YOUR GOAL: All of the records below need to be copied exactly.

*** TASK INPUT ***

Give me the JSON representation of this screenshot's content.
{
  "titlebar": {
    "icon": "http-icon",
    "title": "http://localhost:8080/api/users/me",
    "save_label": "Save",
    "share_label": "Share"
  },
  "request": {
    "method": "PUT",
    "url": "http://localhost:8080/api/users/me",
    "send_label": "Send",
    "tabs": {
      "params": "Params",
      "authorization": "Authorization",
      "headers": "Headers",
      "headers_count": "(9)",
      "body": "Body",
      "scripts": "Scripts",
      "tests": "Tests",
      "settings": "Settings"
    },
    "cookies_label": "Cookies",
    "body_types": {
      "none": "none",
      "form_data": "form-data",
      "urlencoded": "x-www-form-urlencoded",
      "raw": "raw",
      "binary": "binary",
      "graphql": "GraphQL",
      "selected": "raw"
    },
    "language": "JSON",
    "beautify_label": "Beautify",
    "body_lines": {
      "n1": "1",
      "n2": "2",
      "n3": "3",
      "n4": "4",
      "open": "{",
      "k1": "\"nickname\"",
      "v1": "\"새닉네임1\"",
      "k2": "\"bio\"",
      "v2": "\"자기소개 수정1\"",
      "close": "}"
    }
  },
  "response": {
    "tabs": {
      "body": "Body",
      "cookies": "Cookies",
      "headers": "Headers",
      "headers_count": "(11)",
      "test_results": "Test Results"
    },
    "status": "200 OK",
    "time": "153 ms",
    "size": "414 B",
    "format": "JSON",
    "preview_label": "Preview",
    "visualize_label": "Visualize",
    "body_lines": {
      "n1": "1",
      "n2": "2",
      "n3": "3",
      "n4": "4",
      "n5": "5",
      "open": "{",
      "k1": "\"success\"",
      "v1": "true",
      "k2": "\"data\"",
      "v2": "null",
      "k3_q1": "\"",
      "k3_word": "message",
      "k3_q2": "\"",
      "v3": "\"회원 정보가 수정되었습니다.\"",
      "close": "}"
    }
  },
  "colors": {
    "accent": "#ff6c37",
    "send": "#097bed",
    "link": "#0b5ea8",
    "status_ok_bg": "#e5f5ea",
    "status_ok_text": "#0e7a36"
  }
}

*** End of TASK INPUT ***

REPLY:
Give me the JSON representation of this screenshot's content.
{
  "titlebar": {
    "icon": "http-icon",
    "title": "http://localhost:8080/api/users/me",
    "save_label": "Save",
    "share_label": "Share"
  },
  "request": {
    "method": "PUT",
    "url": "http://localhost:8080/api/users/me",
    "send_label": "Send",
    "tabs": {
      "params": "Params",
      "authorization": "Authorization",
      "headers": "Headers",
      "headers_count": "(9)",
      "body": "Body",
      "scripts": "Scripts",
      "tests": "Tests",
      "settings": "Settings"
    },
    "cookies_label": "Cookies",
    "body_types": {
      "none": "none",
      "form_data": "form-data",
      "urlencoded": "x-www-form-urlencoded",
      "raw": "raw",
      "binary": "binary",
      "graphql": "GraphQL",
      "selected": "raw"
    },
    "language": "JSON",
    "beautify_label": "Beautify",
    "body_lines": {
      "n1": "1",
      "n2": "2",
      "n3": "3",
      "n4": "4",
      "open": "{",
      "k1": "\"nickname\"",
      "v1": "\"새닉네임1\"",
      "k2": "\"bio\"",
      "v2": "\"자기소개 수정1\"",
      "close": "}"
    }
  },
  "response": {
    "tabs": {
      "body": "Body",
      "cookies": "Cookies",
      "headers": "Headers",
      "headers_count": "(11)",
      "test_results": "Test Results"
    },
    "status": "200 OK",
    "time": "153 ms",
    "size": "414 B",
    "format": "JSON",
    "preview_label": "Preview",
    "visualize_label": "Visualize",
    "body_lines": {
      "n1": "1",
      "n2": "2",
      "n3": "3",
      "n4": "4",
      "n5": "5",
      "open": "{",
      "k1": "\"success\"",
      "v1": "true",
      "k2": "\"data\"",
      "v2": "null",
      "k3_q1": "\"",
      "k3_word": "message",
      "k3_q2": "\"",
      "v3": "\"회원 정보가 수정되었습니다.\"",
      "close": "}"
    }
  },
  "colors": {
    "accent": "#ff6c37",
    "send": "#097bed",
    "link": "#0b5ea8",
    "status_ok_bg": "#e5f5ea",
    "status_ok_text": "#0e7a36"
  }
}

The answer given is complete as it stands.